- REQUIREMENT
Identify each line in the records below that contains the word "activation", and copy it.

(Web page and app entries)
+===+
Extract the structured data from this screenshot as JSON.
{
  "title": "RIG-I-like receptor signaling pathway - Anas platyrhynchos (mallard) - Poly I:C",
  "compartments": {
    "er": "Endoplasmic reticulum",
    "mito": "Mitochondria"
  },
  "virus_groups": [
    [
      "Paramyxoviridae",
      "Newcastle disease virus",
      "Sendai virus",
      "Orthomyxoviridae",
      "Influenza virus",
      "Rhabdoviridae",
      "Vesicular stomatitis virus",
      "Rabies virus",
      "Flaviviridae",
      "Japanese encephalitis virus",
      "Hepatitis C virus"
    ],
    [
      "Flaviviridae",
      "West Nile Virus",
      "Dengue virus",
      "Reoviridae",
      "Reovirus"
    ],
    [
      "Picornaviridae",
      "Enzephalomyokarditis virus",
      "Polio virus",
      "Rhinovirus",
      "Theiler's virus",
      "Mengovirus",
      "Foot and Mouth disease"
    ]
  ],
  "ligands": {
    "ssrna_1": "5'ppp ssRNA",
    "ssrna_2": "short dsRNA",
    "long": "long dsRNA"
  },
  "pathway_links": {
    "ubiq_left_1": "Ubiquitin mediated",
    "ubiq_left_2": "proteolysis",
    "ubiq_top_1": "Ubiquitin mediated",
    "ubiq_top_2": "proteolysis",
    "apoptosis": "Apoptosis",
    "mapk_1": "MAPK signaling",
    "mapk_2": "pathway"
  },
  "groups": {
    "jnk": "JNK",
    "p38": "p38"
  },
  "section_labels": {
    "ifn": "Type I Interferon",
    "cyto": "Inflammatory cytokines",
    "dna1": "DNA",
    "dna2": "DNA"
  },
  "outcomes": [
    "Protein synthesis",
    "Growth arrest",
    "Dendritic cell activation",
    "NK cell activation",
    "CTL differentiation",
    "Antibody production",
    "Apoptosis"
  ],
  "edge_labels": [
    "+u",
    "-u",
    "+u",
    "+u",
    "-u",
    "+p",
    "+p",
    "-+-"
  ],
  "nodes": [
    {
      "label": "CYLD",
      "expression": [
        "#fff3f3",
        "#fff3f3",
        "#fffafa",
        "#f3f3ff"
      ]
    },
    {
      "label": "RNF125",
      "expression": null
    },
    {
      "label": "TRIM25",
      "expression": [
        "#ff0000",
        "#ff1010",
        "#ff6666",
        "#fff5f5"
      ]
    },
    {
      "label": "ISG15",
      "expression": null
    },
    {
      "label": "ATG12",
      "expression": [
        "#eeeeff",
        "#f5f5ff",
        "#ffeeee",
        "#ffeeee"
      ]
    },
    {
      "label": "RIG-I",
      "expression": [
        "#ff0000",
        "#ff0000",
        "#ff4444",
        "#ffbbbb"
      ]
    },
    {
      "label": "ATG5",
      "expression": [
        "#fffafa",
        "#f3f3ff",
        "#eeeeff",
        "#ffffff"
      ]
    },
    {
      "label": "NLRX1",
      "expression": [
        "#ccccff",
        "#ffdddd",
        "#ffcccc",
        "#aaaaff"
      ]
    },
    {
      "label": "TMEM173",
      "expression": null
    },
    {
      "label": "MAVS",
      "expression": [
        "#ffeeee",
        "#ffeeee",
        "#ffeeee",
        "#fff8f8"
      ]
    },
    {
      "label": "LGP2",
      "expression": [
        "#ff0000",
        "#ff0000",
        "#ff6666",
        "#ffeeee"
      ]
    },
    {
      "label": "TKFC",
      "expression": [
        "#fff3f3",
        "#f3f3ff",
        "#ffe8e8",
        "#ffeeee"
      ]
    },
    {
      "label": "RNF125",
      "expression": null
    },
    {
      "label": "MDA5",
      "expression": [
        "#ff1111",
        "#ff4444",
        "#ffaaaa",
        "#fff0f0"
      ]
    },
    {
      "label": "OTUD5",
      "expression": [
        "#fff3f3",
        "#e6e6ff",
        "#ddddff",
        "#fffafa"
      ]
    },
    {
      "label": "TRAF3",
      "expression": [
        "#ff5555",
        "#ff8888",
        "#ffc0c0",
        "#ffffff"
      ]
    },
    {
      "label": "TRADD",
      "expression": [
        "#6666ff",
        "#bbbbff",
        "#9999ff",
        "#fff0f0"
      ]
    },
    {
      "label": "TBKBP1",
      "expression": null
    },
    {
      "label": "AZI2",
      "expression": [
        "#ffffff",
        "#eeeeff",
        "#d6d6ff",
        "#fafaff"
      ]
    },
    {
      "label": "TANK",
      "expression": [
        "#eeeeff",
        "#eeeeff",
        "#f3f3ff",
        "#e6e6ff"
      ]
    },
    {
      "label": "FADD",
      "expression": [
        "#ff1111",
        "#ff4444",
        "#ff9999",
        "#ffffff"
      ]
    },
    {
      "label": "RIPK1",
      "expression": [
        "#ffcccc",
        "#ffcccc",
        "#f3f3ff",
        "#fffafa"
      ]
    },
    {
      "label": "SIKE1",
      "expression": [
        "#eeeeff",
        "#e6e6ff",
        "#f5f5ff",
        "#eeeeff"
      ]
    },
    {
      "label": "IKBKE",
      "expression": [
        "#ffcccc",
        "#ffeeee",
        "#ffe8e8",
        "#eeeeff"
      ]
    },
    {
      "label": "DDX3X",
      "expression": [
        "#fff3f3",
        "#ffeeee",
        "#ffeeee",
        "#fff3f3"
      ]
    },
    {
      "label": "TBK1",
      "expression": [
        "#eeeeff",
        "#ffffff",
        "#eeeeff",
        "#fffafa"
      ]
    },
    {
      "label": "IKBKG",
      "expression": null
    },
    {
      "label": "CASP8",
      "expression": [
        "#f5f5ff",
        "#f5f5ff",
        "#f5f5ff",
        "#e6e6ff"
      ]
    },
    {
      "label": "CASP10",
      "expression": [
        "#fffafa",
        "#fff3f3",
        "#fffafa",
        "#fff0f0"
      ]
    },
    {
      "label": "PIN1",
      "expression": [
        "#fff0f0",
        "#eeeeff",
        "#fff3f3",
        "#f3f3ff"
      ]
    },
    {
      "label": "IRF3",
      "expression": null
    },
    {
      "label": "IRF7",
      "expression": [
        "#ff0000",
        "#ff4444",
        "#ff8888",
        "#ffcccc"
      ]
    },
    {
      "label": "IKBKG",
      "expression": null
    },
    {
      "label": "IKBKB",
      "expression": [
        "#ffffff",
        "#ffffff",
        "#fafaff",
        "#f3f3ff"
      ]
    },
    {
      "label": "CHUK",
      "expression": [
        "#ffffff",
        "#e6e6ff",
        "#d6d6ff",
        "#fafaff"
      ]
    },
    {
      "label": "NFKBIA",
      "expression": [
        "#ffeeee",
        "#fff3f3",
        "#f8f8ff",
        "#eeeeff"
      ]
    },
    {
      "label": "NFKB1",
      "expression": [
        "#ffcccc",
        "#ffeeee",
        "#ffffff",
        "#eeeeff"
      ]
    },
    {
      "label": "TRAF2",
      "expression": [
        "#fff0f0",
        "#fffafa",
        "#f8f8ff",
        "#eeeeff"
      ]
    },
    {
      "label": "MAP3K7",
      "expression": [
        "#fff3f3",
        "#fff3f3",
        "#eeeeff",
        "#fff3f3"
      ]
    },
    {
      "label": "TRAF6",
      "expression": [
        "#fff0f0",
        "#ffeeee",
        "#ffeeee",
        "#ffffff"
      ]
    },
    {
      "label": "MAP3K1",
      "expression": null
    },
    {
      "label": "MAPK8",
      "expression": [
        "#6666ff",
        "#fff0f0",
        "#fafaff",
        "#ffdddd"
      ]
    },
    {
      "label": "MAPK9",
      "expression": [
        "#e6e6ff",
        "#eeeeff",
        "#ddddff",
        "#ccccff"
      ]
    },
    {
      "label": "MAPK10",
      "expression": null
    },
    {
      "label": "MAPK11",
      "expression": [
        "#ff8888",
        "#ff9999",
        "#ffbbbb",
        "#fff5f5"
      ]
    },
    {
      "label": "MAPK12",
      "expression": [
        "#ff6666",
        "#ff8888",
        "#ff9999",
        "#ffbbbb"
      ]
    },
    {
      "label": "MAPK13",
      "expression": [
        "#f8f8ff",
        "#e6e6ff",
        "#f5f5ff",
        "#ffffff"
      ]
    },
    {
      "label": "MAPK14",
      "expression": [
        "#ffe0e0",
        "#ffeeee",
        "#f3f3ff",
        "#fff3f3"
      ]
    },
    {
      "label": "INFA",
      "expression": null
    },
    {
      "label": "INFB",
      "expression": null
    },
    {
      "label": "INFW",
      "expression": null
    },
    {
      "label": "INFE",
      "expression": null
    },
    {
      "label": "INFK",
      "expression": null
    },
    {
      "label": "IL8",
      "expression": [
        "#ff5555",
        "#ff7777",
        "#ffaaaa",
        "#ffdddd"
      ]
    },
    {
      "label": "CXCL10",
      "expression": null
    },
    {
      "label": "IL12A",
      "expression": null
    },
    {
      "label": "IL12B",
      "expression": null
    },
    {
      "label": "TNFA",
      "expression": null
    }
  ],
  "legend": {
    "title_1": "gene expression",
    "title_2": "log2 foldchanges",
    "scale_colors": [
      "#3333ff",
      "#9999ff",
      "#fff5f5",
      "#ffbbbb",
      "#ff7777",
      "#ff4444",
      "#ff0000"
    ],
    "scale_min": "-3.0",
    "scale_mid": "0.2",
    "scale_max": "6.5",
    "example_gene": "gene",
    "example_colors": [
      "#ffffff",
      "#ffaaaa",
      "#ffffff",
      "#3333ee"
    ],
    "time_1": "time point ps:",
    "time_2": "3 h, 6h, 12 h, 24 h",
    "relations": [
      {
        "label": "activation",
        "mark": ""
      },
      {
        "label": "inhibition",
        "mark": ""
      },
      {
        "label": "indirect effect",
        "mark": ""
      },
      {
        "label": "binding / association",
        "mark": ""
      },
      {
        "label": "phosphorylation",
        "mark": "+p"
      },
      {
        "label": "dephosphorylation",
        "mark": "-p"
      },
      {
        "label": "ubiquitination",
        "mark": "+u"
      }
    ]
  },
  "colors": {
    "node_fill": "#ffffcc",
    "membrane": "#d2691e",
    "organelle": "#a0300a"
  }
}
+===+
- OUTPUT
    "Dendritic cell activation",
    "NK cell activation",
        "label": "activation",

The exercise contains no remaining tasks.